Google announced June 24 that it is the subject of a government probe, something that others in the search engine arena have been seeking for some time now.
In a blog post, the company reported that it is being investigated by the Federal Trade Commission (FTC), stating it is “unclear exactly what the FTC’s concerns are.”
Noting that “The competition is only one click away,” Google denies that it is holding a monopoly on the search engine business. Google added, “We recognize that our success has led to greater scrutiny. Using Google is a choice — and there are lots of other choices available to you for getting information.”
It comes as no surprise to those who use the Internet that Google is the dominant player.
According to comScore, the Mountain View, California-based company controls approximately two-thirds of the search market in the U.S., while maintaining more than 80 percent of the share in many parts of Europe. The company also licenses the world’s largest smartphone operating system and it share of U.S. display advertising revenue recently topped Yahoo.
While major companies have been targeted before to prevent them from becoming monopolies in their respective industries, Google is not likely to be broken up anytime soon. U.S. antitrust law states that it is not illegal to be a monopoly – only to purchase one unlawfully or abuse it.
According to a Wall Street Journal report, the FTC probe is likely to focus in on whether the search engine giant’s searches unfairly direct users to the company’s ever-increasing network of services at the expense of rivals.
Some companies have complained that Google’s marketing position allows it to determine whether businesses win or lose, highlighting the way Google ranks its own services in its “natural” search results and/or the figure it charges them to place an advertisement.

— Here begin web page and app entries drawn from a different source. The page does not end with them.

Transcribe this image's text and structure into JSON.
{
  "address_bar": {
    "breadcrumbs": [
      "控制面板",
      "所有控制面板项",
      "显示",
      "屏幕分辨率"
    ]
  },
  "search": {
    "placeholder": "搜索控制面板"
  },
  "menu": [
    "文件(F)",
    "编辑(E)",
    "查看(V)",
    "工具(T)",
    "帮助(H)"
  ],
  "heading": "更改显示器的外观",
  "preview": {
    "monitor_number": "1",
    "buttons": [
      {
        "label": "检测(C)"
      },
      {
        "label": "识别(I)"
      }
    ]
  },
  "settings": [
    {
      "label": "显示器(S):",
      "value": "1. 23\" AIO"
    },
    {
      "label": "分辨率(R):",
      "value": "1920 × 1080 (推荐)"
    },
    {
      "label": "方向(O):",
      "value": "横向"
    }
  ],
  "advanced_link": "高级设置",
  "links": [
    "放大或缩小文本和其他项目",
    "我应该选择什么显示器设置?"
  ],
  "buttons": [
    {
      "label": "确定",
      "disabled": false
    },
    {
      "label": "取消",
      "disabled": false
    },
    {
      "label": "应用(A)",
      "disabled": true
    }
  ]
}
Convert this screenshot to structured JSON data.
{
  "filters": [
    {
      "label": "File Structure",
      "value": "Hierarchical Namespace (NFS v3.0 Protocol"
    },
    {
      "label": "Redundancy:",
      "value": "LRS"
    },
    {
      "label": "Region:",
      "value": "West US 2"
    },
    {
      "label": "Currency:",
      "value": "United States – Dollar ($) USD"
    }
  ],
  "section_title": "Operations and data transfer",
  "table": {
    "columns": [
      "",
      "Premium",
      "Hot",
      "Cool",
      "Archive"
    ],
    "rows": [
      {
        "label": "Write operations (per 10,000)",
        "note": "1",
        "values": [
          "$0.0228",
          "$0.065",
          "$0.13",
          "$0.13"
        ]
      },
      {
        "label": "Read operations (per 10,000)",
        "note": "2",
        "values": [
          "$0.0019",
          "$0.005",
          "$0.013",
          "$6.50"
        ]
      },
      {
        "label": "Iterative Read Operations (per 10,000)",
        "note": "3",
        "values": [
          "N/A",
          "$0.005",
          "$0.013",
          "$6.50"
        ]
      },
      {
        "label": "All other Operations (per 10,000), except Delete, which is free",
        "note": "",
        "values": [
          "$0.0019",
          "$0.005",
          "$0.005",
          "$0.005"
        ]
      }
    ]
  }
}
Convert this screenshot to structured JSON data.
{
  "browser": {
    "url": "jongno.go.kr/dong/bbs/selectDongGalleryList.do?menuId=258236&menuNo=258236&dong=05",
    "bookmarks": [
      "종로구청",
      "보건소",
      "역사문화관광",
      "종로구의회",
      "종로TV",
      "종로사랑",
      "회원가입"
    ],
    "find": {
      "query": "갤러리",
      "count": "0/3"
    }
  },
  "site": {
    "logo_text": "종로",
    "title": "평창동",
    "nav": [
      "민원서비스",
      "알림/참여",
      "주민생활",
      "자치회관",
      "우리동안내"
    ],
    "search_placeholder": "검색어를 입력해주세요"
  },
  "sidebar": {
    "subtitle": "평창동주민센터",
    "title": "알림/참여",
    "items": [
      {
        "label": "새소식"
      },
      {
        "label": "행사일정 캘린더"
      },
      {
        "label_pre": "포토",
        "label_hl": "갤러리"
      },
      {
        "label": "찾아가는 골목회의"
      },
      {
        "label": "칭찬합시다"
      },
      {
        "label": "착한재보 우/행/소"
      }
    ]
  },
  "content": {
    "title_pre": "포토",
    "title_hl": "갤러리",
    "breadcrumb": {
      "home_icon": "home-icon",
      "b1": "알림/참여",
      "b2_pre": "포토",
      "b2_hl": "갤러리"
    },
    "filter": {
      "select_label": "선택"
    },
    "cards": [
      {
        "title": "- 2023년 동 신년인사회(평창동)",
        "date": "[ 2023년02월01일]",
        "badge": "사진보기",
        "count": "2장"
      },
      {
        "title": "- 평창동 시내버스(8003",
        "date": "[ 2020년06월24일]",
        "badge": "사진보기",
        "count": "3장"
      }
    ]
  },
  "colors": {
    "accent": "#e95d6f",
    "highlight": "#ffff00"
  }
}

According to Fairsearch.org, a group that represents a number of companies opposed to Google’s tactics, “Google engages in anti-competitive behavior…that harms consumers by restricting the ability of other companies to compete to put the best products and services in front of Internet users, who should be allowed to pick winners and losers online, not Google.”
While the government obviously has an interest in the practices of Google to make sure it is playing by the rules, some states have also gotten in on the action.
Attorneys general in Texas, New York, California and Ohio have either started investigations of Google or began preliminary probes.
For the time being, Google is likely to continue its present form of business and comply with any and all federal and state investigations.
In 2010, it is estimated that Google’s annual revenue was $29.32 billion, a 24 percent gain from the previous year. Meantime, the company’s 2010 net income was $8.51 billion, a 30 percent jump from 2009.
With numbers like those, is the competition really only one click away?
Photo credit: peakpositions.com